President Xi Jinping has unveiled an ambitious connectivity project also called the OBOR (one belt-one road) which has a substantive maritime connectivity component. As of now India is not part of this grand plan though many of India’s maritime neighbours are active participants.

It is instructive to note that Indonesian President, Joko “Jokowi” Widodo exhorted his people to turn the archipelagic country into a “maritime nation” on the day he assumed office – October 20, 2014. Soon after this in November 2014 at the East Asian Summit, Jokowi unveiled his grand “Poros Maritime Dunia” (Global Maritime Axis) doctrine.

India for a variety of historical reasons has not been as deeply aware of its maritime potential as it ought to have been. And even if a small group of professionals were cognizant of the maritime domain in an episodic manner – this sector rarely received the kind of sustained high-level political attention that it deserves.

Modi signalled a rare departure fairly early in his tenure and in March 2015 embarked on a three island-nation trip to Seychelles, Mauritius and Sri Lanka. In Mauritius he outlined a shared maritime vision for the Indian Ocean region and declared: “We seek a future for the Indian Ocean that lives up to the name of SAGAR – Security and Growth for All in the Region.” Sagar is also the Sanskrit word for the ocean and this multi-lingual trapeze is vintage Modi rhetoric.

A review of the Modi vision outlined in Mauritius in 2015 and the five elements that were identified for collective effort are also reflected in the Jakarta Concord. But the reality is that, despite the persuasive rhetoric of March 2015, India has not been able to enhance its comprehensive maritime capability in an appropriate manner.

Modi’s absence at Jakarta was noticeable and the sense was that India is not yet ready to walk the rich maritime talk. Bangladesh and Sri Lanka were represented at the summit by Prime Minister Sheikh Hasina and President Maithripala Sirisena respectively. Other leaders included Australian Prime Minister Malcolm Turnbull, South African President Jacob Zuma and Malaysian Prime Minister Najib Razak.

Domestic politics may have prevented Modi from attending a major regional maritime summit, a grouping that was conceived by India in 1997. Regional maritime connectivity and nurturing the Blue Revolution have immense potential that is largely untapped. But if the ‘Sagar’ vision can be re-infused with the political commitment it warrants, Modi may still be able to orient India towards its inherent maritime destiny before he prepares for the 2019 general election.

BOX ITEM

Ice Broken at IORA
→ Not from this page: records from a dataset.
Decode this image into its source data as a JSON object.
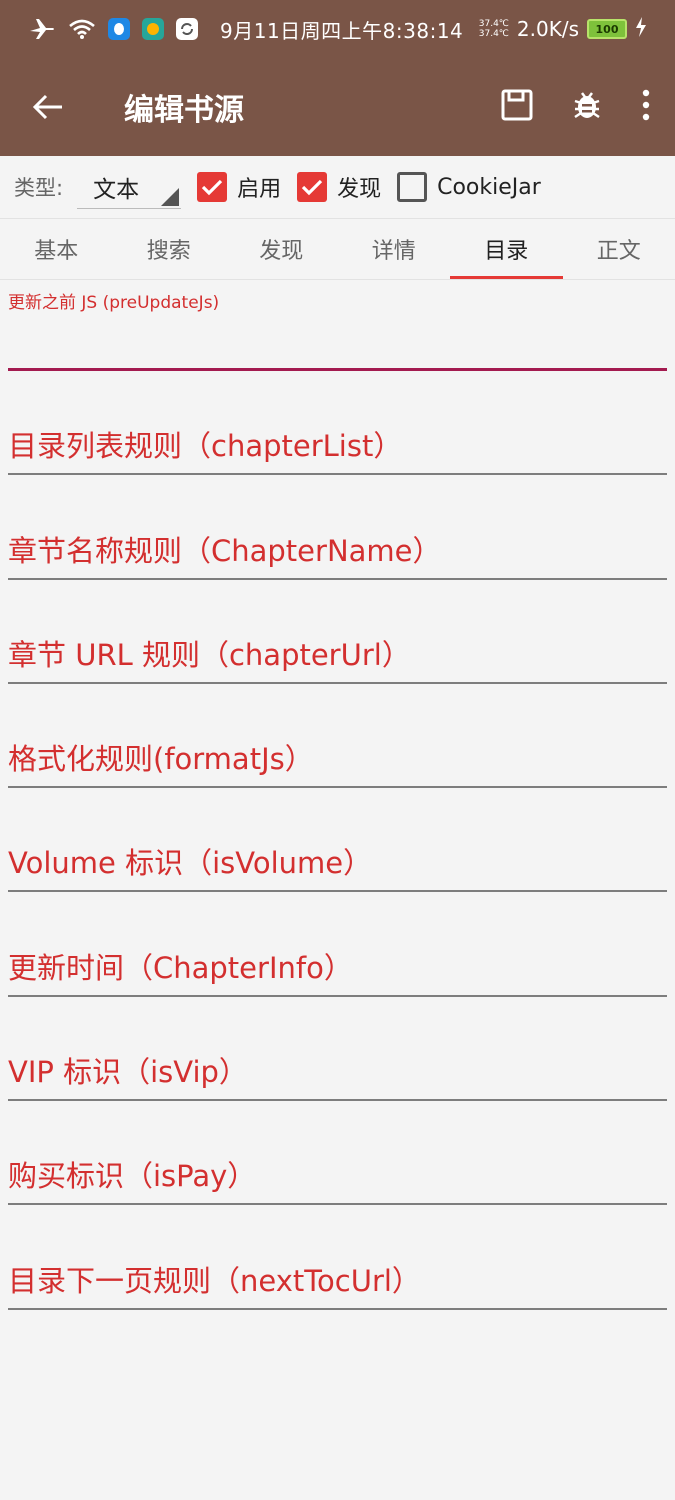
{
  "status": {
    "time": "9月11日周四上午8:38:14",
    "temp_top": "37.4℃",
    "temp_bottom": "37.4℃",
    "net_speed": "2.0K/s",
    "battery": "100",
    "icons": [
      "airplane-icon",
      "wifi-icon",
      "qq-icon",
      "app-icon",
      "sync-icon",
      "charging-icon"
    ]
  },
  "toolbar": {
    "title": "编辑书源",
    "icons": [
      "back-arrow-icon",
      "save-icon",
      "debug-bug-icon",
      "more-vert-icon"
    ]
  },
  "options": {
    "type_label": "类型:",
    "type_value": "文本",
    "enable_label": "启用",
    "enable_checked": true,
    "discover_label": "发现",
    "discover_checked": true,
    "cookiejar_label": "CookieJar",
    "cookiejar_checked": false
  },
  "tabs": [
    {
      "label": "基本"
    },
    {
      "label": "搜索"
    },
    {
      "label": "发现"
    },
    {
      "label": "详情"
    },
    {
      "label": "目录",
      "active": true
    },
    {
      "label": "正文"
    }
  ],
  "fields": {
    "pre_update_js_label": "更新之前 JS (preUpdateJs)",
    "hints": [
      "目录列表规则（chapterList）",
      "章节名称规则（ChapterName）",
      "章节 URL 规则（chapterUrl）",
      "格式化规则(formatJs）",
      "Volume 标识（isVolume）",
      "更新时间（ChapterInfo）",
      "VIP 标识（isVip）",
      "购买标识（isPay）",
      "目录下一页规则（nextTocUrl）"
    ]
  },
  "colors": {
    "toolbar": "#7a5547",
    "accent": "#e53935",
    "hint": "#d32f2f"
  }
}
Established in the mid-1990s, IORA is a regional forum that, to date has not been particularly significant in shaping the choices of its member states. The organization purports to, per its charter, “build and expand understanding and mutually beneficial cooperation through a consensus-based, evolutionary and non-intrusive approach.” As a result of this approach, IORA has no “binding contracts or rigid institutional structures.”

The decision this year to stage a high-level summit in Jakarta has no doubt raised the organization’s prominence. With heads of state and government in attendance, IORA 2017 drew attention to a range of issues of regional interest in the greater Indian Ocean region, including maritime security, fisheries management, disaster relief and humanitarian assistance, people-to-people exchanges, trade and investment, and tourism.

The 21 member states issued a strategic vision document, known as the Jakarta Concord, that “sets out a vision for a revitalized and sustainable regional architecture,” according to a statement from the IORA secretariat. The concord builds on a ministerial meeting earlier in March, which resulted in an action plan document setting out numerous initiatives for the organization in addition to the adoption of a Declaration on Preventing and Countering Terrorism and Violent Extremism.

With its 2017 summit, IORA looks poised to raise its profile as a deliberative forum in the region. The first-ever leaders’ summit has infused the two-decade-old forum with purpose. The question now is whether its 21 member states will be able to sustain momentum.